After a devastating fire in Boston in 1873, many factories relocated to Chelsea, just a mile away across the Mystic River. An inexpensive passenger ferry also made Chelsea a convenient destination for the rising number of immigrants arriving in Boston. With jobs and affordable housing, the city by the early twentieth century had grown from a summer retreat for the wealthy to one of the most densely populated cities in America. When fire struck again, this time in Chelsea on April 12, 1908, it demolished a large section of the city. Images of the fire, the rebuilding that followed, the Great Depression, the war years, and one of the biggest changes to face the city the building of the Mystic River Bridge are all contained in Chelsea in the 20th Century."
Author: Margaret Harriman Clarke Publisher: Arcadia Publishing (SC) Published: 12/01/2004 Pages: 128 Binding Type: Paperback Weight: 0.67lbs Size: 9.10h x 6.50w x 0.33d ISBN: 9780738536286
About the Author Harriman Clarke, Margaret: - Once again, historian Margaret Harriman Clarke has uncovered a wealth of previously unpublished images of Chelsea.

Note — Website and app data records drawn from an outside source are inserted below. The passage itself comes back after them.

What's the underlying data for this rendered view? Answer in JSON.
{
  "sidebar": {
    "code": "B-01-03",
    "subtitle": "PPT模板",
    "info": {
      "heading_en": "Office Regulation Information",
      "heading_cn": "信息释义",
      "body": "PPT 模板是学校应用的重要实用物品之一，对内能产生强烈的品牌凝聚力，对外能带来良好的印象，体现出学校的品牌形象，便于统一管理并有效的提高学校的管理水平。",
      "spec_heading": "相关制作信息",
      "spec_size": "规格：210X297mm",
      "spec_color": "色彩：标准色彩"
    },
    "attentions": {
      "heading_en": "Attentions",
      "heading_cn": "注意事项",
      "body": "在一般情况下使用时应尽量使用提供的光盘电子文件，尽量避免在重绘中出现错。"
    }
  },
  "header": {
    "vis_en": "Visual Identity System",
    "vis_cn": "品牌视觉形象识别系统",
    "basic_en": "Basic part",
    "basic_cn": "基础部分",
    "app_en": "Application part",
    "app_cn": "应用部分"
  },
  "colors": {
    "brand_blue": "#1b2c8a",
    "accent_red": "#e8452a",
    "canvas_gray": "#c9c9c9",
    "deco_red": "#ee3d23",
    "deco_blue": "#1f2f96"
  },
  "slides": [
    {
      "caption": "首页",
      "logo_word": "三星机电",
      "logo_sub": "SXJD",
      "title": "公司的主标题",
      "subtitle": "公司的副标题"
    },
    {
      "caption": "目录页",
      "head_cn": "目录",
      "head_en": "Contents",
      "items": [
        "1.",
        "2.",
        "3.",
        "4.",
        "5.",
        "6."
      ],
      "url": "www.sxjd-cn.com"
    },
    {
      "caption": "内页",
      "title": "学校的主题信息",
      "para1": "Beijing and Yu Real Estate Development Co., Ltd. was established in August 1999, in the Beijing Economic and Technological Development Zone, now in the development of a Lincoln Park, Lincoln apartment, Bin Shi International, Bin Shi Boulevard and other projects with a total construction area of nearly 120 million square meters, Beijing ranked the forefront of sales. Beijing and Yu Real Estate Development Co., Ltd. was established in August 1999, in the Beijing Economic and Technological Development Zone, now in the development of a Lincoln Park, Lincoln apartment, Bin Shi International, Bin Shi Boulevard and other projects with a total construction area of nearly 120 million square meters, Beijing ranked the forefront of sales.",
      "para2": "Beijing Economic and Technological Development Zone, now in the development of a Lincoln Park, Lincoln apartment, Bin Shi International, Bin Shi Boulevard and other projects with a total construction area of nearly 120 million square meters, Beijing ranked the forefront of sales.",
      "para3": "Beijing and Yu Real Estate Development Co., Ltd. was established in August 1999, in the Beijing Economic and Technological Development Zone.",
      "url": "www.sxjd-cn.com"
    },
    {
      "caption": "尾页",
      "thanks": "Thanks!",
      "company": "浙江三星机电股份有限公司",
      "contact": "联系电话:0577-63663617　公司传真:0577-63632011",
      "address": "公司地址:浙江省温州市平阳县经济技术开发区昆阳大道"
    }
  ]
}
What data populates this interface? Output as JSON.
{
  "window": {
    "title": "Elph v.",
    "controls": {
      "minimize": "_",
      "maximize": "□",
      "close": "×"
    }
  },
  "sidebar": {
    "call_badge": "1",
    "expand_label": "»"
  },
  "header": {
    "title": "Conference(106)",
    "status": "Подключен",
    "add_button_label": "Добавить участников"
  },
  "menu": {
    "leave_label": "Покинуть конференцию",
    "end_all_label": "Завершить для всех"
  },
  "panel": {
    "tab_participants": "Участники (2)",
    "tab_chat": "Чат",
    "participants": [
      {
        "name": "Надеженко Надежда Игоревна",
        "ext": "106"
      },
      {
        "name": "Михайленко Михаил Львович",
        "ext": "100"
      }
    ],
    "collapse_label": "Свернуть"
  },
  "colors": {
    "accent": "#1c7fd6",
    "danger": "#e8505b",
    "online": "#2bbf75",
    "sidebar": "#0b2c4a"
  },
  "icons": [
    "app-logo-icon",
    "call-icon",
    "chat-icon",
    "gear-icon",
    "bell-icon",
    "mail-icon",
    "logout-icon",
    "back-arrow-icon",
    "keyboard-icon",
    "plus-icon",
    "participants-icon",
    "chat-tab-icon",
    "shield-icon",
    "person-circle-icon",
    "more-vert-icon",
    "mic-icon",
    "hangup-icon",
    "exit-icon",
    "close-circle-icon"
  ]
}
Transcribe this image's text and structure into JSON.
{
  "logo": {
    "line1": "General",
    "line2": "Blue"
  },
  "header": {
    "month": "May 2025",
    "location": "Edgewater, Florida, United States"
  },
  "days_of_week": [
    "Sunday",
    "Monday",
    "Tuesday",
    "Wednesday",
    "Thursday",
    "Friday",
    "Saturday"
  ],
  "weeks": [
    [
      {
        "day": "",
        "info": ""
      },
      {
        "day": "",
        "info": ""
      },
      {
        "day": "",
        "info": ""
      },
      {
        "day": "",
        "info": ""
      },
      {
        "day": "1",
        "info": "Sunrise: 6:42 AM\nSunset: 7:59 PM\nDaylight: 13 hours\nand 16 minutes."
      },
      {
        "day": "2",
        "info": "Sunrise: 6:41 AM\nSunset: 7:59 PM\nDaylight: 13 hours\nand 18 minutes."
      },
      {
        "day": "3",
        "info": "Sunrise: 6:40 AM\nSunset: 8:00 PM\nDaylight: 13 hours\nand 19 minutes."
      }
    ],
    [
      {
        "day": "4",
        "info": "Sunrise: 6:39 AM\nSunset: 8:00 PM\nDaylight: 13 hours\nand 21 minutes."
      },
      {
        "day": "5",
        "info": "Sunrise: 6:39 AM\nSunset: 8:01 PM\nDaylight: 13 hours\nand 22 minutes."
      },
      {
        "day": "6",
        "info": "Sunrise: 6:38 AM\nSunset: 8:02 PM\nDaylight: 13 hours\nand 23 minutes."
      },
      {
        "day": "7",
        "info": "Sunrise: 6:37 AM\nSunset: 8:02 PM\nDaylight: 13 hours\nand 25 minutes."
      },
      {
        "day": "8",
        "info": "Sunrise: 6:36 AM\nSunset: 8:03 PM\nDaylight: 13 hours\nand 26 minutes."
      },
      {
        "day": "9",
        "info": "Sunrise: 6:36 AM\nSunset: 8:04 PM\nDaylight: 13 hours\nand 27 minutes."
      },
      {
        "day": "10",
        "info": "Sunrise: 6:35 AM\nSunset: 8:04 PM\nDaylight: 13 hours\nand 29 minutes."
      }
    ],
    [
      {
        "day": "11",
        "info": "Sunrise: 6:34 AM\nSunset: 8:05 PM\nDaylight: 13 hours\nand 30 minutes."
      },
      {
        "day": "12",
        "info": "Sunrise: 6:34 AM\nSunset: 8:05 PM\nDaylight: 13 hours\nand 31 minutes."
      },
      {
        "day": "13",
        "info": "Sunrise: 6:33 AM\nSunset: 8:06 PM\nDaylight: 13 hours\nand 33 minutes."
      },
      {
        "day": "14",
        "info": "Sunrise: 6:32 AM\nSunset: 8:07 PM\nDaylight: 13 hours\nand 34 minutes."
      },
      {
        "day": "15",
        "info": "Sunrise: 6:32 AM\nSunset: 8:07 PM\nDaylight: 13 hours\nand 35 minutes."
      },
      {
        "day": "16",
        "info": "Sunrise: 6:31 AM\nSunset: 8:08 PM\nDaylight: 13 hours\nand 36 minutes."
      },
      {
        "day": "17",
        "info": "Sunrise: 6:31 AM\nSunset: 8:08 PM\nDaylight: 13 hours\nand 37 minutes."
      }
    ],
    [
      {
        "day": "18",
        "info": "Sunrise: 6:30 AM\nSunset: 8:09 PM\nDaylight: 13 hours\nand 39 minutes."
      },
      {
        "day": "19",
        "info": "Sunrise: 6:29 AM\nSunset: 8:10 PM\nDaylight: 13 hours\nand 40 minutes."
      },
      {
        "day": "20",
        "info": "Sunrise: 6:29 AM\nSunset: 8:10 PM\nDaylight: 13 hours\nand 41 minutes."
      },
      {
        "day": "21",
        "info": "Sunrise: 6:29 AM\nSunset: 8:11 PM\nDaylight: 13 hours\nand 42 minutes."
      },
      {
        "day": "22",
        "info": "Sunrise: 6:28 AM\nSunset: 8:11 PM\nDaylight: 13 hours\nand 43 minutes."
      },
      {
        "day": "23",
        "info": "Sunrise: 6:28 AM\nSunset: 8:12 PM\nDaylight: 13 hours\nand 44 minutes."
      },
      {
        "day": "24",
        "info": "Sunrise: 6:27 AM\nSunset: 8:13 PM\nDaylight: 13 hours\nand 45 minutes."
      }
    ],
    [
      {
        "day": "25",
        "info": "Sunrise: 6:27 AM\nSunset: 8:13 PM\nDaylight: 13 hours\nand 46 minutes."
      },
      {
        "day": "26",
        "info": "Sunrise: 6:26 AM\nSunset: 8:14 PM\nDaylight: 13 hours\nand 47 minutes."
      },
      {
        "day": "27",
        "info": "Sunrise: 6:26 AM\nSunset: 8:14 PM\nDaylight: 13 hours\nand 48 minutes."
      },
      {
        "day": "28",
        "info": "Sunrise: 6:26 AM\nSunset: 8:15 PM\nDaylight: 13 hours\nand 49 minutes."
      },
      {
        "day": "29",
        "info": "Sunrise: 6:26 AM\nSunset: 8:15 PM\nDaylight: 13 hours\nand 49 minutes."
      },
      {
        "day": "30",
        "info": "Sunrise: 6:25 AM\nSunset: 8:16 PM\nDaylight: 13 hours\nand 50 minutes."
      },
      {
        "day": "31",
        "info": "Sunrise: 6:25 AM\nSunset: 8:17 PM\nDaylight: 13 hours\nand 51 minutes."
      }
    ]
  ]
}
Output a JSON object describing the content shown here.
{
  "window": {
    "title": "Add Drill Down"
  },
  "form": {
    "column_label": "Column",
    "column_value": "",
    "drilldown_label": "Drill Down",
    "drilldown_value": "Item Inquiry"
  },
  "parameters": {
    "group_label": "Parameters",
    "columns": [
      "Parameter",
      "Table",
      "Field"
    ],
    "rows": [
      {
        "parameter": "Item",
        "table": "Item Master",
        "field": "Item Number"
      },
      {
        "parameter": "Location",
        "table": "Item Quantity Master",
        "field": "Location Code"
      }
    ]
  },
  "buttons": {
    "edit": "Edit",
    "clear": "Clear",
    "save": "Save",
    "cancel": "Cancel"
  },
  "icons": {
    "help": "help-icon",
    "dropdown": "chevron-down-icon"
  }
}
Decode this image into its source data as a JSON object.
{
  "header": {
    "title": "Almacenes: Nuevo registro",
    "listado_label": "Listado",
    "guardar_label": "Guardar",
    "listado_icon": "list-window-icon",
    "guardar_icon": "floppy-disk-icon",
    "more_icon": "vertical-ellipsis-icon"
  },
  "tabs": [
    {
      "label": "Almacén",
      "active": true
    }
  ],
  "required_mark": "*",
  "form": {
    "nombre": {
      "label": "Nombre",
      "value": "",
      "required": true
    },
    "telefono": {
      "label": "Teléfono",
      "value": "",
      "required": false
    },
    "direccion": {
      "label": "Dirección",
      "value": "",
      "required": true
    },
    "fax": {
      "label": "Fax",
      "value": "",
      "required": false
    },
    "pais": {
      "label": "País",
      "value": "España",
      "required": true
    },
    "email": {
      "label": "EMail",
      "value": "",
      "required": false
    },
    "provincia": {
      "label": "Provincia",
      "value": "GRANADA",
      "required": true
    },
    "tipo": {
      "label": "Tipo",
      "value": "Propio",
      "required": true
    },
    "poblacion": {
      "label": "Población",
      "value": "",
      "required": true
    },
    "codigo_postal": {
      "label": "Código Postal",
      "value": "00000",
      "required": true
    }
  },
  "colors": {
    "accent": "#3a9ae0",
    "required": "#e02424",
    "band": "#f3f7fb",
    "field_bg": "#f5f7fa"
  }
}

This book picks up where her first volume ended, as she takes readers along the city streets as they were in the first half of the twentieth century.